On October 26, 2020, Mariah Leahkim McGill, 43, of Waitsfield was struck in a crosswalk by a car driven by June Sardi, 84, of Warren less than a mile from her home. McGill was crossing Route 100 at the intersection of Carroll Road in Waitsfield in broad daylight. The crosswalk was clearly marked. Sardi, who had a vision impairment in her left side, was traveling southbound on Route 100, reported looking down briefly then looking up as McGill crossed in front of her, but it was too late. During a sentencing hearing at the Washington County Criminal Court, Judge Kevin Griffin stated that “on or about October 26, 2020, Mrs. Sardi operated a motor vehicle in a grossly negligent way, resulting in death.” He called the case “momentary inattention that led to an incredibly tragic outcome.”
At the emotional sentencing hearing on December 15, 2021, McGill’s family members spoke of their tragic loss and its impact on their family. They told of McGill’s vibrant spirit and love of cooking, gardening and spending time with her family, as well as her Quaker faith and dedication to her community.
Teary-eyed, two of McGill’s four sisters spoke, one from her home in Italy via Zoom, as did McGill’s mother and two sisters-in-law, one of whom read a statement from McGill’s 10-year-old daughter. “Now I don’t have my mom and I miss her so much,” the statement read.
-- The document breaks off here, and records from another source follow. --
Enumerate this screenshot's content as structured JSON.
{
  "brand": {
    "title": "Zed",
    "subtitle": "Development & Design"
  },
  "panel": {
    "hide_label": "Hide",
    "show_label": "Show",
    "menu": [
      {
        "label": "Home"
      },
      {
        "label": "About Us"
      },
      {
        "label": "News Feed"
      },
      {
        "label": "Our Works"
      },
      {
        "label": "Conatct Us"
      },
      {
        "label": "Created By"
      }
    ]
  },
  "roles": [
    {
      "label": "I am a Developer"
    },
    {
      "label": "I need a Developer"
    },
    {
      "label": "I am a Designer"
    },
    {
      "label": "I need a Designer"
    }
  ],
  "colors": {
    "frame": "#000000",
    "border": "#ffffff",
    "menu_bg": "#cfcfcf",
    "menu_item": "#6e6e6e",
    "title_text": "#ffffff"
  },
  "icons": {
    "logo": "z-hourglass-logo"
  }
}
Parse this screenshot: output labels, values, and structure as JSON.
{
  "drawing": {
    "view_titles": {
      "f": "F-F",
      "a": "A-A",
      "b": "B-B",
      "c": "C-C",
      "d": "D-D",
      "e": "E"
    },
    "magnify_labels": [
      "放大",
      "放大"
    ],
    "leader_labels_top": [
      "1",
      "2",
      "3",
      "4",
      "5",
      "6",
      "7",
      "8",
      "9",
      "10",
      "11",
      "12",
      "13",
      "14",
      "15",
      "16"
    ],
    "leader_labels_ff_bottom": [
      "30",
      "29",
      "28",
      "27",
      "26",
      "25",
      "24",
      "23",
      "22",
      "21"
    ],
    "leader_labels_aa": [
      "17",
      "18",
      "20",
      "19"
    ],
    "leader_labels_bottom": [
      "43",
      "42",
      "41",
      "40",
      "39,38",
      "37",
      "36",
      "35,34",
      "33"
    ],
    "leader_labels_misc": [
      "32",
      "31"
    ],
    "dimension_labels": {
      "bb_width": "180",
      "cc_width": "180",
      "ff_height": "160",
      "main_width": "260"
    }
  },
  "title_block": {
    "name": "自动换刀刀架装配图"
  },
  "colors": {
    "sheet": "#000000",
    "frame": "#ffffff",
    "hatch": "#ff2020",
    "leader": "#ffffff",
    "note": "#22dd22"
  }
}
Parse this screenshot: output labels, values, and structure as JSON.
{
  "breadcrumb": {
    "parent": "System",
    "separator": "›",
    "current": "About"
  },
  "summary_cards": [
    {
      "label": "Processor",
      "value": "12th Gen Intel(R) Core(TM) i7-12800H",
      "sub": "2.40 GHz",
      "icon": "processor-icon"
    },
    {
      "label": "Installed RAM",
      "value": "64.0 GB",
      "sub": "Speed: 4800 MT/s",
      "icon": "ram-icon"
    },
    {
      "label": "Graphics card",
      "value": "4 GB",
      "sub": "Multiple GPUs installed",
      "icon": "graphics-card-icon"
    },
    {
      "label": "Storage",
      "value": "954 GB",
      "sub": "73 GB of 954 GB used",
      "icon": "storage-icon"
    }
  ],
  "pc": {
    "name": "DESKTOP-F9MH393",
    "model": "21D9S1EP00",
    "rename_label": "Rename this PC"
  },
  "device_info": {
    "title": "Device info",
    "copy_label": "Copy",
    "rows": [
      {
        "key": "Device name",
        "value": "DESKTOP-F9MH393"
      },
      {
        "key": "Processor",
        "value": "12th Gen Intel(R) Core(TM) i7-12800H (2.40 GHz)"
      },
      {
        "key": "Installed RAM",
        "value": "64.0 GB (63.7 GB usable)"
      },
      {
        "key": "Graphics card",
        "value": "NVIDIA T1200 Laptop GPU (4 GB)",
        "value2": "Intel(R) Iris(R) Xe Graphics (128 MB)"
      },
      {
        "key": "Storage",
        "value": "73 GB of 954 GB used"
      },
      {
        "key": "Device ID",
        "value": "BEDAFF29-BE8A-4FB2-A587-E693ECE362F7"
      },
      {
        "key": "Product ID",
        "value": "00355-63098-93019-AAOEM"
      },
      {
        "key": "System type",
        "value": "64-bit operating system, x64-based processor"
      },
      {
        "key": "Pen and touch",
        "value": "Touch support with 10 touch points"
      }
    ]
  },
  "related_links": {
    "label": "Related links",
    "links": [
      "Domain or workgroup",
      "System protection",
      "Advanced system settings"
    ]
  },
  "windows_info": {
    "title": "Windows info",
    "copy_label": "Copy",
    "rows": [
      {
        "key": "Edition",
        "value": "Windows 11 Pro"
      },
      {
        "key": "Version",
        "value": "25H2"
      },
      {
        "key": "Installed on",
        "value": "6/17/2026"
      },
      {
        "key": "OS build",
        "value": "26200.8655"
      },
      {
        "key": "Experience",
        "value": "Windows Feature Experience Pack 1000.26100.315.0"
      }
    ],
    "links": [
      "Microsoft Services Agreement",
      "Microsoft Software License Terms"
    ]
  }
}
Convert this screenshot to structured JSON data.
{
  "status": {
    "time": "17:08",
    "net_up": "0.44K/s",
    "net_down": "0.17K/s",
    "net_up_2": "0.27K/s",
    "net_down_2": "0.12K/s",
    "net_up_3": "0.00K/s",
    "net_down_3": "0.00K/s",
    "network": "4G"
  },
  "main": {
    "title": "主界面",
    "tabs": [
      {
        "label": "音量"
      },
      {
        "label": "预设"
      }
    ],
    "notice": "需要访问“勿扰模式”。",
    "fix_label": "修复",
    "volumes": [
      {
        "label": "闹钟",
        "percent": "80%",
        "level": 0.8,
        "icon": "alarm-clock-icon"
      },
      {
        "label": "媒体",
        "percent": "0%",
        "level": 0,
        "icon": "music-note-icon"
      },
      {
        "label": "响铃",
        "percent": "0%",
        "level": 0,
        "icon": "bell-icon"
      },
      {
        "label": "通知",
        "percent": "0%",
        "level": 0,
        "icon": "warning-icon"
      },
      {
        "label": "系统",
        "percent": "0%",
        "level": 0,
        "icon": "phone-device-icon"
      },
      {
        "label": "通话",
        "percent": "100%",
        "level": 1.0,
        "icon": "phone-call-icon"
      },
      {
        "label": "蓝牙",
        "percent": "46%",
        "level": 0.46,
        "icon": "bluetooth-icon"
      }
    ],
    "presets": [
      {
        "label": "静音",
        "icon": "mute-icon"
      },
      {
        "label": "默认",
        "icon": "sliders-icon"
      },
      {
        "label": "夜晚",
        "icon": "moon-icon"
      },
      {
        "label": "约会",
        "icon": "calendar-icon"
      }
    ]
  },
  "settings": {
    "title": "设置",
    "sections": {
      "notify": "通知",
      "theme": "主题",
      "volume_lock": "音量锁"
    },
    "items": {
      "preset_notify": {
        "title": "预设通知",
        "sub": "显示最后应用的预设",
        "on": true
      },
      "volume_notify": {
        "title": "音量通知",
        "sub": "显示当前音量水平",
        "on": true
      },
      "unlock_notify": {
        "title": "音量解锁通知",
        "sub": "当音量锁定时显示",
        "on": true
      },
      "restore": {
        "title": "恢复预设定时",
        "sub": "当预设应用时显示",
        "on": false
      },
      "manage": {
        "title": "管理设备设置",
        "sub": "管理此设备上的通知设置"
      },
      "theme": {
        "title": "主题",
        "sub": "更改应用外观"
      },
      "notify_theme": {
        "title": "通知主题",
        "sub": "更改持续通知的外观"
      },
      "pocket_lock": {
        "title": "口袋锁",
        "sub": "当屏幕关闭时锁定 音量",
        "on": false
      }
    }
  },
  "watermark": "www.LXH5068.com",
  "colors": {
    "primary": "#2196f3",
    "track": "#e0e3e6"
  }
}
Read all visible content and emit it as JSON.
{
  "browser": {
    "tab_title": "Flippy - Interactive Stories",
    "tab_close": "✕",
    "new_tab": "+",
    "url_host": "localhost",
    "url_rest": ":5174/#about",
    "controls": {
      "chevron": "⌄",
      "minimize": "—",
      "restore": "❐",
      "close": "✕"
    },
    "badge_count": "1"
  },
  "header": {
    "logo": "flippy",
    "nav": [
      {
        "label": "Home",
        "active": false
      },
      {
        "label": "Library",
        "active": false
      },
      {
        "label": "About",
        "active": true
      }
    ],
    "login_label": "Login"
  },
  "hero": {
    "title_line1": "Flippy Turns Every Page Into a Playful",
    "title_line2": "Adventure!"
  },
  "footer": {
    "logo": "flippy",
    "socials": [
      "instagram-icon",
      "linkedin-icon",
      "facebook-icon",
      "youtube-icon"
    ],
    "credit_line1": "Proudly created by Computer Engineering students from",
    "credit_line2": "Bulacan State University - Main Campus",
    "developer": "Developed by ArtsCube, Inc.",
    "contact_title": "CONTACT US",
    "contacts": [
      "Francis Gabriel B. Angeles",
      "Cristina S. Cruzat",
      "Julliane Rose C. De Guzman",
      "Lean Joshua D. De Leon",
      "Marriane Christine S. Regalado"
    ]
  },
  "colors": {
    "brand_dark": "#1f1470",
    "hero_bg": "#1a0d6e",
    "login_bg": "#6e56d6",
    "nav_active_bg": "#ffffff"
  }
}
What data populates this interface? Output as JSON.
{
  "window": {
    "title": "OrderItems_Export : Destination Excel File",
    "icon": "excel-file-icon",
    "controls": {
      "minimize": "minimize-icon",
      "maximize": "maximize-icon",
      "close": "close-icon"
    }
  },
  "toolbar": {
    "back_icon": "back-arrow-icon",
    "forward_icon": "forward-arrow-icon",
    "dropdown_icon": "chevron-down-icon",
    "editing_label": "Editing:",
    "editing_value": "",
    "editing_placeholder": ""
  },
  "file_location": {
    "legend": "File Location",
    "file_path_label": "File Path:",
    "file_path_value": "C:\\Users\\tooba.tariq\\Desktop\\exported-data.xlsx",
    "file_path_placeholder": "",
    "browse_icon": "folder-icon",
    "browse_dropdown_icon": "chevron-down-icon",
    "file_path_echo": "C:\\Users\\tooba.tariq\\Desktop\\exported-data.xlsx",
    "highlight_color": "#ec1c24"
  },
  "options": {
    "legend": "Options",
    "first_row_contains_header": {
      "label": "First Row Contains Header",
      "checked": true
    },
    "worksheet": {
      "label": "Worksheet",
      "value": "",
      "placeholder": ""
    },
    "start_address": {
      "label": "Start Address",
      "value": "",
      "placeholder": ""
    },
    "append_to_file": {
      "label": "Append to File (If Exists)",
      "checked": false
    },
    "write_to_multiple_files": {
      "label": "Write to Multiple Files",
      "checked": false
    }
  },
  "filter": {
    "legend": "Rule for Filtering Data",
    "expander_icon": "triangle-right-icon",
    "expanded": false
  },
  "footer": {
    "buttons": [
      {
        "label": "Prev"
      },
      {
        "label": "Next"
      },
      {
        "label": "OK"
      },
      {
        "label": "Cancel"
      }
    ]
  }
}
McGill’s husband Talmage Jestice also spoke, calling his wife kind, capable, compassionate and fiercely loyal. “She made me want to be a better person,” he said. “My life is shattered now. I lost everything.”
“Every day is painful,” McGill’s sister Aili said. “The world is worse off because of her loss. I hope the deep impact of her death will be considered.”
Sardi appeared in court in a wheelchair after a recent fall. Though she was told she didn’t have to attend in person, she wanted to be there according to her attorney Richard Ruben. Sardi changed her plea from not guilty to no contest to a gross negligence fatality charge. She read a note she’d written to McGill’s family. “I give you my heartfelt and sincere apology. I don’t know what more to say than that I’m sorry,” she read.
The state requested 1-7 years suspended plus 15 years probation. Judge Griffin sentenced Sardi to 0-7 years suspended and 5 years probation, with the conditions that she must participate in a restorative justice program within six months and surrender her driver’s license (which she had already done) indefinitely. That means she will not spend any time in prison. Judge Griffin ensured that Sardi understood by pleading no contest to the felony charge, she was rescinding her right to a trial, either by judge or jury. He asked the state to lay out the case they would have presented during such a trial, which included evidence that the crosswalk was clearly marked, there were no environmental visibility issues, other vehicles had stopped to allow McGill, who had right of way, to cross and the defendant admitted to looking down while she was driving.
Defense attorney Rubin argued, “I don’t know what probation’s going to do for anybody here. It seems like an incredible waste of resources. It’s hard for June to live with this. She is a human being who killed somebody. It’s been really hard for her, too.”
“I imagine Mrs. Sardi will be punishing herself for however much time she has left,” Judge Griffin said. Turning to Sardi, he said, “You’re going to have to find a way to live with this.”
A civil suit is pending.